x Abu Dhabi, UAEWednesday 26 July 2017

Swan-song for talk show queen Oprah Winfrey

In final broadcast of trailblazing television programme, Winfrey ends 25 years of intimate star confessions by telling loyal fans they had been the love of her life.

Kimberly Adams of Chicago stands outside Harpo Studios before the final taping of the Oprah Winfrey Show in Chicago.
Kimberly Adams of Chicago stands outside Harpo Studios before the final taping of the Oprah Winfrey Show in Chicago.

The American talk show queen Oprah Winfrey said goodbye to her trailblazing television programme, ending 25 years of intimate star confessions by telling loyal fans they had been the love of her life.

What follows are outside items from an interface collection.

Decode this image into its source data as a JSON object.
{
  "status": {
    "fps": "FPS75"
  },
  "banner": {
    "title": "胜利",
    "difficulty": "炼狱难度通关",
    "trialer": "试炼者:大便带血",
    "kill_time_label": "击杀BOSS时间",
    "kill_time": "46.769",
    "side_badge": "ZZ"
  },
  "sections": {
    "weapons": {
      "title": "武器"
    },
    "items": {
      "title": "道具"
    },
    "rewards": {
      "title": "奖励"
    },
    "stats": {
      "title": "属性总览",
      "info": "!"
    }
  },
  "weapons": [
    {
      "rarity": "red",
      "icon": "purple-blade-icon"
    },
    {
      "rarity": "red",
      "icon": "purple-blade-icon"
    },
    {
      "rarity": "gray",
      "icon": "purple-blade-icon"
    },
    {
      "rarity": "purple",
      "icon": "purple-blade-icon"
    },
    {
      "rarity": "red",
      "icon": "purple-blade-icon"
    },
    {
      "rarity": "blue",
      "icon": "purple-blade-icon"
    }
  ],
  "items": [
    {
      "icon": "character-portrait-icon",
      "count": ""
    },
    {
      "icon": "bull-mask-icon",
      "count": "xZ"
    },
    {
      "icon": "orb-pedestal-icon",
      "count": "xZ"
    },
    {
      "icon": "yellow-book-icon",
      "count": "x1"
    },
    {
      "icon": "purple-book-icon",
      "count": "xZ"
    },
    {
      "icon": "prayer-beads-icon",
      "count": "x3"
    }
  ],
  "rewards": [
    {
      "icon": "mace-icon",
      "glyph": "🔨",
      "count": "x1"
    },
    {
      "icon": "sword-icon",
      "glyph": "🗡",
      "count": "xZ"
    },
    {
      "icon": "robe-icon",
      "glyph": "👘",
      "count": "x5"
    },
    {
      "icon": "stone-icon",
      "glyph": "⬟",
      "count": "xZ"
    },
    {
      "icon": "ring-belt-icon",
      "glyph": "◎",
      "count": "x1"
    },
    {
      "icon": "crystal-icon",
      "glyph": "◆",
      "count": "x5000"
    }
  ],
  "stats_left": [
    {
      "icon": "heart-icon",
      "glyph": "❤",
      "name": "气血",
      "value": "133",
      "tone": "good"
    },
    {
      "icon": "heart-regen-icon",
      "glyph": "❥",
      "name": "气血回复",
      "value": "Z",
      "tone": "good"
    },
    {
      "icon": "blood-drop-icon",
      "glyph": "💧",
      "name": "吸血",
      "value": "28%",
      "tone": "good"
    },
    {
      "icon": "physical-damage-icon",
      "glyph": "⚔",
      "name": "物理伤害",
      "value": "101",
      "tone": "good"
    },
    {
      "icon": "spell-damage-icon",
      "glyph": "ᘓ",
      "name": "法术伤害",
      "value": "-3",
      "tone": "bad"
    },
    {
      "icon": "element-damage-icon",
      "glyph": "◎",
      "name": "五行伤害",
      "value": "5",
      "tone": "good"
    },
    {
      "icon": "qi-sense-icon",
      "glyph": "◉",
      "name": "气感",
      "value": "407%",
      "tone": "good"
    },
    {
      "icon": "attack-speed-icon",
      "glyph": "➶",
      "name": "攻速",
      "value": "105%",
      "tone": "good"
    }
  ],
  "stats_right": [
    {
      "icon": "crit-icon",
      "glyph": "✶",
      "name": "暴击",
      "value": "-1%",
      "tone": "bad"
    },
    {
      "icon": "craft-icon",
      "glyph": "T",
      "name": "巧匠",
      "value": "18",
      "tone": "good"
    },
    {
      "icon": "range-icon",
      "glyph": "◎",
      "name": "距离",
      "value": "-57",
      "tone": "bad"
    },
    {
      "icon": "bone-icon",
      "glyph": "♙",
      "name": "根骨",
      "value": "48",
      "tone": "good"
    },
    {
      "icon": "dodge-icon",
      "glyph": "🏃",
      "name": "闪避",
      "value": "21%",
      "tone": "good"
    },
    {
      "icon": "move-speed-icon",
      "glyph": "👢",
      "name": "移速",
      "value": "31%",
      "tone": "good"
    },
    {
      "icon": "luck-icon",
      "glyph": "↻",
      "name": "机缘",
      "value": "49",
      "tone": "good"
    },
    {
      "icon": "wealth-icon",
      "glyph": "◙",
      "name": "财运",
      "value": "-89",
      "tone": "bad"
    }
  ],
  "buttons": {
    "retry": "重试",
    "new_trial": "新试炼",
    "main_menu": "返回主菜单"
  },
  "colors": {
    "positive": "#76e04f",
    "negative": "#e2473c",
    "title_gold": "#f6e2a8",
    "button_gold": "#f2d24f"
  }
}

In a programme taped a day earlier at Oprah's Harpo Studios in Chicago, Winfrey took to the stage and, in what has become almost a mantra over a quarter-century, urged her audience to follow their dreams.

"Start embracing the life that is calling you and use that life to serve the world," Winfrey said in the show being broadcast across millions of homes.

She said she had initially seen the show as a job, but then it morphed into something else: "Something in me connected with each of you in a way that allowed me to see myself in you and you in me. I listened and grew and I know you grew along with me."

If she had one regret it was that she had not been able to focus more attention on the issue of the sexual abuse of children, Winfrey said.

"People ask if I have regrets," she said. "I have none really about the show, but the one thing I feel I was not able to bring attention to even though I tried in 217 shows was the sexual molestation and rape of children. Worse now with the internet than when I first spoke of it in November 1986."

Winfrey, breaking down many taboos, has herself talked openly about being abused as a child, after being born into poverty in Mississippi.

On Wednesday, Winfrey's famous couch had been replaced with a single chair onstage, as the daytime-TV doyenne, credited with encouraging Americans to openly discuss their deepest hopes and fears, stood alone and centre-stage.

Amid a collage of past highlights, Winfrey occasionally poked fun at her long-gone outfits and accessories. But most of her remarks focused on what she called her "journey".

Winfrey is a US cultural phenomenon and kingmaker who inspired her millions of loyal fans to read more, buy her favourite things and seek her trademark "aha moments".

She is credited with changing the way people talk to each other, having popularised a confessional interview style that has coaxed secrets, revelations and often tears from guests of all kinds.

Winfrey, 57, who has publicly struggled with her own weight issues, has also become a spiritual icon and self-help guru urging viewers to find their true selves, follow their intuition and find inner peace and happiness.

Ellen Degeneres, a comedian who hosts her own daytime talk show, once said: "She blazed a trail. She will always be the queen of daytime."

Winfrey began her broadcasting career while she was still in high school and landed a job as a news anchor in Nashville at the age of 19.

Her emotional ad-libs won her a Chicago morning talk show in 1984, which beat rival Phil Donahue for the top spot locally within a month and was syndicated nationally in 1986. She also acted in the 1985 hit film The Color Purple.

The Oprah Winfrey Show remained the top-rated talk show of all time and was estimated to reach 40 million US viewers a week.

The show served as the foundation for an empire that spans books, radio, magazines and the internet and has launched the careers of a host of regular guests including the counsellor Dr Phil and the chef Rachael Ray.

Forbes magazine declared her the first female African-American billionaire in 2003.

Winfrey is now estimated to be worth $2.7 billion (Dh9.9bn) and is regularly ranked among the world's most powerful women, celebrities and media personalities.